Yesterday afternoon a hobbyist flying a DJI Phantom drone at the Australian War Memorial crashed his aircraft and is now likely to be under investigation by the Civil Aviation and Safety Authority (CASA).
While details are not entirely clear, EFTM understands the drones owner was visiting Canberra from New South Wales and was likely flying over and around the War Memorial as it is one of the most visually spectacular sites in Canberra.
The problems begin when you understand the advice and regulations issues by CASA around private drone flights. They clearly stipulate that you should not fly within 5km of an Airport, and the Australian War Memorial is well within that range.
Perhaps more troubling is the clear regulation that states that one should not fly within 30m of buildings or people, and to crash on the grounds of the War Memorial would almost certainly mean that regulation was breached.
Additionally, the regulations state that you should not fly over groups of people – EFTM understands the crash may have occurred during the closing ceremony a the War Memorial – a daily playing of the national anthem, tributes and the playing of the Last Post. This occurs at 4.55pm daily. If the accident did occur at that time, you can imagine people would have certainly been gathered around.
It’s not clear how close the drone fell to people, or if it crashed into the building or failed in flight.
We understand that the Australian Federal Police attended the War Memorial in response to the incident, and obtained the owners details, and the drone has been confiscated by the AWM.
CASA regulations are not the domain of the AFP, so EFTM understands that the War Memorial will likely pass on details of the incident to CASA for investigation.
At the very least the owner is up for a fine not least $850 as was the case in the first reported fine in Australia which we reported here last year.
The AFP referred EFTM to the Australian War Memorial. CASA confirmed they were alerted to the incident last night and are awaiting details and evidence from the War Memorial.
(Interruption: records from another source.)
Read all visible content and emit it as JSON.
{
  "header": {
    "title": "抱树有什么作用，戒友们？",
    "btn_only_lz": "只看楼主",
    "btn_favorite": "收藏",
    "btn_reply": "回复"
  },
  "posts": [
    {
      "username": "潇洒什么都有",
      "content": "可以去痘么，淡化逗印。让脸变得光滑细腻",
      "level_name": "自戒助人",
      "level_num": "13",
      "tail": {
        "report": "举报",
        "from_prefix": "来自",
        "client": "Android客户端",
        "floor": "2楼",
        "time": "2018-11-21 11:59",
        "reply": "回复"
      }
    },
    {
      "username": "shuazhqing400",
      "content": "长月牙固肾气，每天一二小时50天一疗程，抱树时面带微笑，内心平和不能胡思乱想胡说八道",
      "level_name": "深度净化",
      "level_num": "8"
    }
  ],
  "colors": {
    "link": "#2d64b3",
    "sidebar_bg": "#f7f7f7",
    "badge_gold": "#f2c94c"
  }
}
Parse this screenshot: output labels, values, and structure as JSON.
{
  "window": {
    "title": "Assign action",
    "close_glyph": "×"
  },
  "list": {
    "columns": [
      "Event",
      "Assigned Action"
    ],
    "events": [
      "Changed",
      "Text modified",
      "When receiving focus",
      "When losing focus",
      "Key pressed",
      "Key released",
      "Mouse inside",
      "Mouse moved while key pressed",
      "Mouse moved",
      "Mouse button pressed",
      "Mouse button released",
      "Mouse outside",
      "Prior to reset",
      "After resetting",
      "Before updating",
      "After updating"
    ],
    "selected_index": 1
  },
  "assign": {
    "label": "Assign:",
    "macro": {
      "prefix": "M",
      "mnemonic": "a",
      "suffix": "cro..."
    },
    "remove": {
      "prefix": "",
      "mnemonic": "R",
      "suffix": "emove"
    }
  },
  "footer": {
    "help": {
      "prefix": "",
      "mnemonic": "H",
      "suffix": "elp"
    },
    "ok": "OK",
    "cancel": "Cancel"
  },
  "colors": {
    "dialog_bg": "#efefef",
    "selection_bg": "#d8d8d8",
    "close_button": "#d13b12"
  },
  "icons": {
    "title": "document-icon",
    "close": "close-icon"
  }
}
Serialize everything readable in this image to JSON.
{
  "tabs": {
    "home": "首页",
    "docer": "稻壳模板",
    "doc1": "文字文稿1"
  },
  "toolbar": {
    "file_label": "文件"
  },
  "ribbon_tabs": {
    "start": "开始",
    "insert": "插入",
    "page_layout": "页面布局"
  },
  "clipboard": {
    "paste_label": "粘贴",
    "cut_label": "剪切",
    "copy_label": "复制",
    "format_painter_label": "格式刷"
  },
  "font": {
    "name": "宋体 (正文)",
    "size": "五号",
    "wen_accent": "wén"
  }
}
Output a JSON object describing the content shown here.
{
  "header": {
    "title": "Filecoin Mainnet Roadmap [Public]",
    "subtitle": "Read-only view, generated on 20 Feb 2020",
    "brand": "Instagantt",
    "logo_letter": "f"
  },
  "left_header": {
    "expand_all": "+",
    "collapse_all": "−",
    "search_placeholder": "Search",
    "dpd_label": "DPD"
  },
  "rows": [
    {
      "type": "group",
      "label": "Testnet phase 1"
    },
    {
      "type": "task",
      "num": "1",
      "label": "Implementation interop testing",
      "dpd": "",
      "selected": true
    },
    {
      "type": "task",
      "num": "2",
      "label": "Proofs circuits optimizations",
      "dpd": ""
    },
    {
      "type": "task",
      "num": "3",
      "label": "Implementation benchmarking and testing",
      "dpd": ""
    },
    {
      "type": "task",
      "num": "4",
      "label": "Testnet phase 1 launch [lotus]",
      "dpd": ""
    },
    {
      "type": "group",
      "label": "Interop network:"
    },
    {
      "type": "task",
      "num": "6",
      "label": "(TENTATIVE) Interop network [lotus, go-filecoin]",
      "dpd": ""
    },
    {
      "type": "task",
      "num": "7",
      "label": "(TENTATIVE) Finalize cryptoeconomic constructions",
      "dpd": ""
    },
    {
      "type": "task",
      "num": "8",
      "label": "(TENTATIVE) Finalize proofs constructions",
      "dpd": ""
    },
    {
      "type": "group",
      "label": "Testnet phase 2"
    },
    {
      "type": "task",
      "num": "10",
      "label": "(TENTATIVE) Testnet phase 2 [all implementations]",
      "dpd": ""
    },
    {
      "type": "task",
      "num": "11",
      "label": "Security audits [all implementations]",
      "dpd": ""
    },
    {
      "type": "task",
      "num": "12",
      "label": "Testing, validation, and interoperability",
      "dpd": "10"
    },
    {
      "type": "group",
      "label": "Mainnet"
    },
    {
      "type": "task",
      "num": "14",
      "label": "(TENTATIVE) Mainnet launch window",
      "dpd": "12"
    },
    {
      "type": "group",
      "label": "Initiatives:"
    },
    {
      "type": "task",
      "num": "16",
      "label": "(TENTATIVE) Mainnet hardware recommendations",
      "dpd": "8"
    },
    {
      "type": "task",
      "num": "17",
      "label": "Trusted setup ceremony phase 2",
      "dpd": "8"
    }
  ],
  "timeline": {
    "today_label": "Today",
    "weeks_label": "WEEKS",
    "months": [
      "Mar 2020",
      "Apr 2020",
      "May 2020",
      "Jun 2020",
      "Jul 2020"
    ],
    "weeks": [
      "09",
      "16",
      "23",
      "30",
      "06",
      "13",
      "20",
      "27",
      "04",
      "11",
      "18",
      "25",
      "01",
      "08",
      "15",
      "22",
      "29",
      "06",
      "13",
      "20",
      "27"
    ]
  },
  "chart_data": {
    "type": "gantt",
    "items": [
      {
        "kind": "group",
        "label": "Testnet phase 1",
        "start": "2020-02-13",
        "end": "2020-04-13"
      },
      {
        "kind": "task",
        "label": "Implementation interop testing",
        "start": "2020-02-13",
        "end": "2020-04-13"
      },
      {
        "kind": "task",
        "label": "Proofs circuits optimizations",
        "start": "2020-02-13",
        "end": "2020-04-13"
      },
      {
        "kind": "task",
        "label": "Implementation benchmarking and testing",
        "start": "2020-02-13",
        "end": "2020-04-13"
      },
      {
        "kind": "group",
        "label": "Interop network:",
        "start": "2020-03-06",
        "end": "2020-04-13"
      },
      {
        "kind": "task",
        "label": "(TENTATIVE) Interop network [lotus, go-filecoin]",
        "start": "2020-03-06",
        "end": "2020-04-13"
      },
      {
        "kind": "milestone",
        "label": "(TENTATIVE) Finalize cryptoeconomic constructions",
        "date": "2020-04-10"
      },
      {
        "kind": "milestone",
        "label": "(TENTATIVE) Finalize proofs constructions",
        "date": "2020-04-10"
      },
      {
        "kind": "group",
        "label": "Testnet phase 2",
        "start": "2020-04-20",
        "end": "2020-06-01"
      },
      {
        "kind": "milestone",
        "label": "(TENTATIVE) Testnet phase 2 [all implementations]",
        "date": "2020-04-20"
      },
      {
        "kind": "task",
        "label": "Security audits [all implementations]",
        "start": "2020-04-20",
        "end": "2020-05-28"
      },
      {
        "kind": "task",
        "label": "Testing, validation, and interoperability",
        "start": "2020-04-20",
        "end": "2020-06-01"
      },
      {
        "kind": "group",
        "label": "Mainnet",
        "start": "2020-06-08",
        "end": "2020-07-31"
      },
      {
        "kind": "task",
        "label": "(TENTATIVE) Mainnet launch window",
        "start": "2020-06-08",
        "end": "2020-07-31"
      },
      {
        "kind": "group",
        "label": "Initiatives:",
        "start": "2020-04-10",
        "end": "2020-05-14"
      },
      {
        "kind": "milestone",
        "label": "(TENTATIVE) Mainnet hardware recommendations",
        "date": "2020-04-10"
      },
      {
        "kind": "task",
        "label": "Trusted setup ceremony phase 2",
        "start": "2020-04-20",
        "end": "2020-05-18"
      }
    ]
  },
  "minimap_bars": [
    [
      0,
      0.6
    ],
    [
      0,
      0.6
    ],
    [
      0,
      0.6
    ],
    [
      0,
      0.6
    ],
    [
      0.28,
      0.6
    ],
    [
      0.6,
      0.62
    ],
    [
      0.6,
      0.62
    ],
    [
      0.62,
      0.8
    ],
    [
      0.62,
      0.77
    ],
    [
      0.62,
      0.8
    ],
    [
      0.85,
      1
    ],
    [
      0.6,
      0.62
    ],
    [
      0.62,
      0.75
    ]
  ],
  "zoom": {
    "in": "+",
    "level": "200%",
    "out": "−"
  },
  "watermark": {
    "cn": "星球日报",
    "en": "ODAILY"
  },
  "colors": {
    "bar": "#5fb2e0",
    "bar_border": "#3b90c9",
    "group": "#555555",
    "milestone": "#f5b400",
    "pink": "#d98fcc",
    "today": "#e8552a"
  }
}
The Australian War Memorial was unable to give any additional details – stating only that “This is a security incident which has been referred to police and the Civil Aviation Safety Authority (CASA). As it is now a police matter, we will not be making further comment.”
Main Photo by Simon Yeo